At Trunk Club, personalizing style recommendations for customers requires the careful marriage of art and science. Algorithms take on the responsibility of picking out most of the items a client is likely to love, based on purchase history and preference, but flesh-and-blood stylists often are the ones who create moments of magic. Most customers appreciate Trunk Club nudging them outside of their comfort zone and exposing them to a product they wouldn’t have given a second look, Pathak explained.
“The algorithm is their comfort zone but the art of it is ‘let’s throw this as them and see if they like it,’” Pathak said of how Trunk Club highly experienced staff can delight a customer with the unexpected.
But this approach contains an element of risk, and the question becomes: how much risk is too much? If you push people too far outside their well-defined comfort zone and miss the mark, you don’t really have too make opportunities today to repair a rocky customer relationship because so many competitors are standing by ready to steal your market share, Prathak noted.

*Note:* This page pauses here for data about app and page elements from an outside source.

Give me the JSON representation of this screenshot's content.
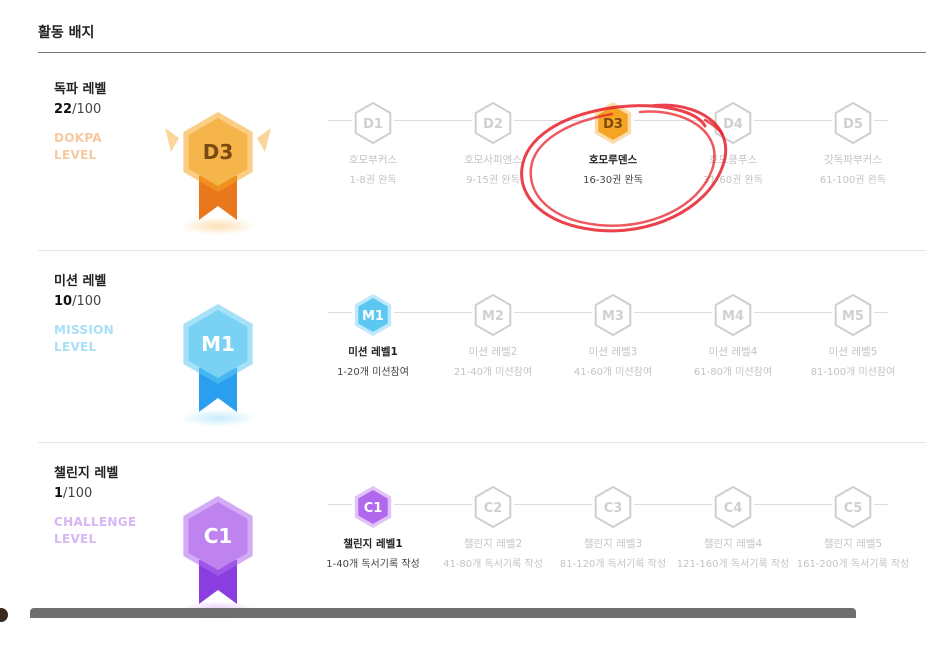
{
  "page_title": "활동 배지",
  "sections": [
    {
      "id": "dokpa",
      "name": "독파 레벨",
      "progress_current": "22",
      "progress_total": "/100",
      "en_line1": "DOKPA",
      "en_line2": "LEVEL",
      "big_badge_label": "D3",
      "accent": "#f5a523",
      "accent_dark": "#e9781c",
      "en_color": "#f6c9a0",
      "active_index": 2,
      "levels": [
        {
          "code": "D1",
          "name": "호모부커스",
          "range": "1-8권 완독"
        },
        {
          "code": "D2",
          "name": "호모사피엔스",
          "range": "9-15권 완독"
        },
        {
          "code": "D3",
          "name": "호모루덴스",
          "range": "16-30권 완독"
        },
        {
          "code": "D4",
          "name": "호모쿵푸스",
          "range": "31-60권 완독"
        },
        {
          "code": "D5",
          "name": "갓독파부커스",
          "range": "61-100권 완독"
        }
      ]
    },
    {
      "id": "mission",
      "name": "미션 레벨",
      "progress_current": "10",
      "progress_total": "/100",
      "en_line1": "MISSION",
      "en_line2": "LEVEL",
      "big_badge_label": "M1",
      "accent": "#5cc8f2",
      "accent_dark": "#2a9ff0",
      "en_color": "#a8e0f6",
      "active_index": 0,
      "levels": [
        {
          "code": "M1",
          "name": "미션 레벨1",
          "range": "1-20개 미션참여"
        },
        {
          "code": "M2",
          "name": "미션 레벨2",
          "range": "21-40개 미션참여"
        },
        {
          "code": "M3",
          "name": "미션 레벨3",
          "range": "41-60개 미션참여"
        },
        {
          "code": "M4",
          "name": "미션 레벨4",
          "range": "61-80개 미션참여"
        },
        {
          "code": "M5",
          "name": "미션 레벨5",
          "range": "81-100개 미션참여"
        }
      ]
    },
    {
      "id": "challenge",
      "name": "챌린지 레벨",
      "progress_current": "1",
      "progress_total": "/100",
      "en_line1": "CHALLENGE",
      "en_line2": "LEVEL",
      "big_badge_label": "C1",
      "accent": "#b168ec",
      "accent_dark": "#8a3ee0",
      "en_color": "#d8b6f4",
      "active_index": 0,
      "levels": [
        {
          "code": "C1",
          "name": "챌린지 레벨1",
          "range": "1-40개 독서기록 작성"
        },
        {
          "code": "C2",
          "name": "챌린지 레벨2",
          "range": "41-80개 독서기록 작성"
        },
        {
          "code": "C3",
          "name": "챌린지 레벨3",
          "range": "81-120개 독서기록 작성"
        },
        {
          "code": "C4",
          "name": "챌린지 레벨4",
          "range": "121-160개 독서기록 작성"
        },
        {
          "code": "C5",
          "name": "챌린지 레벨5",
          "range": "161-200개 독서기록 작성"
        }
      ]
    }
  ],
  "annotation_color": "#e8202a",
  "inactive_color": "#cfcfcf"
}
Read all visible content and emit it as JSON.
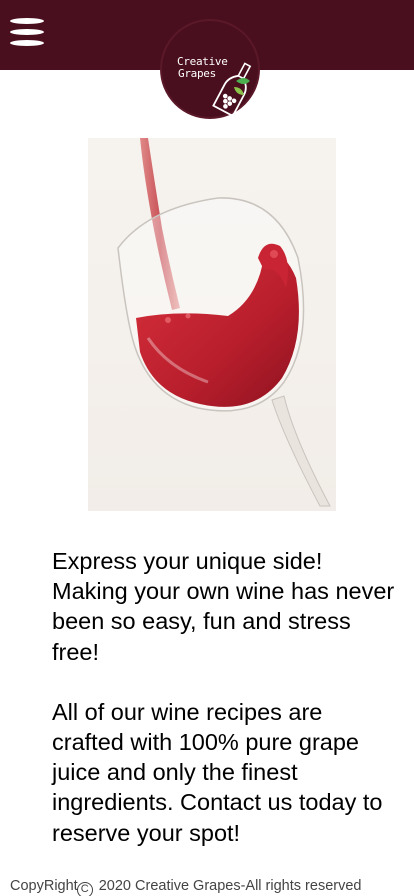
{
  "header": {
    "menu_icon": "hamburger-menu-icon",
    "logo_line1": "Creative",
    "logo_line2": "Grapes",
    "logo_icon": "wine-bottle-grapes-icon",
    "background_color": "#4a0f1e"
  },
  "hero": {
    "image": "red-wine-pouring-into-glass"
  },
  "content": {
    "paragraph1": "Express your unique side! Making your own wine has never been so easy, fun and stress free!",
    "paragraph2": "All of our wine recipes are crafted with 100% pure grape juice and only the finest ingredients. Contact us today to reserve your spot!"
  },
  "footer": {
    "prefix": "CopyRight",
    "symbol": "C",
    "text": "2020 Creative Grapes-All rights reserved"
  }
}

Advocates of personalization, customization and made-to-order fashion say it could help consumers rethink their consumption patterns, and encourage them to value products they’ve actively co-created: making fewer but better things. Skerritt admitted that he struggles with the question of sustainability, a multifaceted challenge that fashion’s finally starting to take seriously.
Edouard Macquin, who now leads the Lectra Americas business, cited the oft-used comparison between fresh fish and fast fashion. Everyone loves a catch of the day but no one wants that fish two weeks later when it’s well past its prime. That’s the situation we’ve gotten into with collections delivered at lightning-fast speeds to consumers whose tastes change with every passing trend and inventory stockpiles marked down to reflect their diminishing value.
“We need to get away from that model because it’s definitely not sustainable,” Macquin said, “but you still need a business model that’s profitable.”